• What you need to do: Whenever a line below holds the word "this", count it; then give the total and nothing else.
___ Supplied information
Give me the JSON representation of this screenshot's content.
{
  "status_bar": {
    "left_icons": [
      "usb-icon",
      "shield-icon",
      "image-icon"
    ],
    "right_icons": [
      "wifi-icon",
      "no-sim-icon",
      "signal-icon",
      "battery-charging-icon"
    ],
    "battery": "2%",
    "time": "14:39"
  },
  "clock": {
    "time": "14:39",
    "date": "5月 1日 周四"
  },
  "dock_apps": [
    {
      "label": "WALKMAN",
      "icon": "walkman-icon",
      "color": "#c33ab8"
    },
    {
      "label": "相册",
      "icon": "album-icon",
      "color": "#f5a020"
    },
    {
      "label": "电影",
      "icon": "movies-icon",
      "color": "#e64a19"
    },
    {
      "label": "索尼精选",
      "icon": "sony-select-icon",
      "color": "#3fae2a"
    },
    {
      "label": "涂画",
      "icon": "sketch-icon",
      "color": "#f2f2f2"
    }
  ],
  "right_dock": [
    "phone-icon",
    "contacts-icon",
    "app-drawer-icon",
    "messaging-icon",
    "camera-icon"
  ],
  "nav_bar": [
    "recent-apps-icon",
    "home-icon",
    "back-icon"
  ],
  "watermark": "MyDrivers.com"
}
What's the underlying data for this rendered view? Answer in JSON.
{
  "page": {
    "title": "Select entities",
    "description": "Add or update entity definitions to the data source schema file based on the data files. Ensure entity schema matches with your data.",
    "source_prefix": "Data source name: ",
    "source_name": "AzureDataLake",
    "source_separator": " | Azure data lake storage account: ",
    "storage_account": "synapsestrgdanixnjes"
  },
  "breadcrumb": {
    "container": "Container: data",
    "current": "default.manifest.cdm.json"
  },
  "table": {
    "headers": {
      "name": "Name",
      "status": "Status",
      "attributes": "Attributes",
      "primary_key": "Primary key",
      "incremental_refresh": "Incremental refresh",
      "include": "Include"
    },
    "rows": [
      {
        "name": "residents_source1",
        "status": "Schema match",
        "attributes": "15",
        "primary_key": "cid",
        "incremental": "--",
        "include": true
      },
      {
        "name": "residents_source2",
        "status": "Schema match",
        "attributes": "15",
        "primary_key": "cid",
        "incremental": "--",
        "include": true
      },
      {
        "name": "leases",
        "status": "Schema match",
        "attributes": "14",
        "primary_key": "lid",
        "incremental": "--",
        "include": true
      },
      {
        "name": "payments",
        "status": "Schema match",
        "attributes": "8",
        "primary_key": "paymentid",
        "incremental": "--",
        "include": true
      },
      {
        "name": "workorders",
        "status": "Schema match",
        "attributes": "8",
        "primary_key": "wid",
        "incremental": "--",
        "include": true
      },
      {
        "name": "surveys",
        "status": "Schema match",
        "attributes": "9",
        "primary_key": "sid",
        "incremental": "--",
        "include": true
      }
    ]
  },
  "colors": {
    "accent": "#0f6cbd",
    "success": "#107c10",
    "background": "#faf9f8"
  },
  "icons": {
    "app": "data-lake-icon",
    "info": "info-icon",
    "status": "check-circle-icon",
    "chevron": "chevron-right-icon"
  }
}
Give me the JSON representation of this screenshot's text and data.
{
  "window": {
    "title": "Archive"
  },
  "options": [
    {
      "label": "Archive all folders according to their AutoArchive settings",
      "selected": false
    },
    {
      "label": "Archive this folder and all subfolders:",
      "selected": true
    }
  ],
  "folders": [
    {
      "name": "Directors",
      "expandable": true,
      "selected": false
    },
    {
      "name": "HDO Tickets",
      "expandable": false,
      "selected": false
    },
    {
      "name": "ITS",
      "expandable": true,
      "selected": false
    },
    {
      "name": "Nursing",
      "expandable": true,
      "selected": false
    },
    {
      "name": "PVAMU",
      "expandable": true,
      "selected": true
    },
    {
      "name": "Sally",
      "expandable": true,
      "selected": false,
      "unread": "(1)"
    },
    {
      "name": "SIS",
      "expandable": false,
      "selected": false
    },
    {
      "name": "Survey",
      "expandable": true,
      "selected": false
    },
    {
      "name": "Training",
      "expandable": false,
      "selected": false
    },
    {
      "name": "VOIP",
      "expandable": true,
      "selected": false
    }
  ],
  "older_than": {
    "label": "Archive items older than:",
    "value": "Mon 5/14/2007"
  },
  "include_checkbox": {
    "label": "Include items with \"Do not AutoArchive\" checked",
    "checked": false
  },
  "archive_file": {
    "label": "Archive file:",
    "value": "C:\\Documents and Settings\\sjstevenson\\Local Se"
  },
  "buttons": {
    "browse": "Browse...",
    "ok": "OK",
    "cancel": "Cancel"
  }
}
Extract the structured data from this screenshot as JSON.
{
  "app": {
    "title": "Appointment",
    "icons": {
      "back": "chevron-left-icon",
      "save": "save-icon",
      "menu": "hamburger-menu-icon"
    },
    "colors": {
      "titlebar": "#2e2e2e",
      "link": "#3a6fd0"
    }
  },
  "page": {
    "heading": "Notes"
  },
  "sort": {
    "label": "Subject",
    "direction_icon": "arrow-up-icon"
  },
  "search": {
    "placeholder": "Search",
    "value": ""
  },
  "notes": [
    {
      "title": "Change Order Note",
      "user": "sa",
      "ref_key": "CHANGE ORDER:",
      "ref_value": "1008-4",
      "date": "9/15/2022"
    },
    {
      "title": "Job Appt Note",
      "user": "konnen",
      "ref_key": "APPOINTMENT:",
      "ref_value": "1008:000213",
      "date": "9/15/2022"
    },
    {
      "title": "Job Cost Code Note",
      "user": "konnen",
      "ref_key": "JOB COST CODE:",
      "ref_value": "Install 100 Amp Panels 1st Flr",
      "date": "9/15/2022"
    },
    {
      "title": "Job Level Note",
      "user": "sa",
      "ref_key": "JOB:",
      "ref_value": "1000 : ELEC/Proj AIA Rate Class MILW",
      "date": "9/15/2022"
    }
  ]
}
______
• Written solution: 5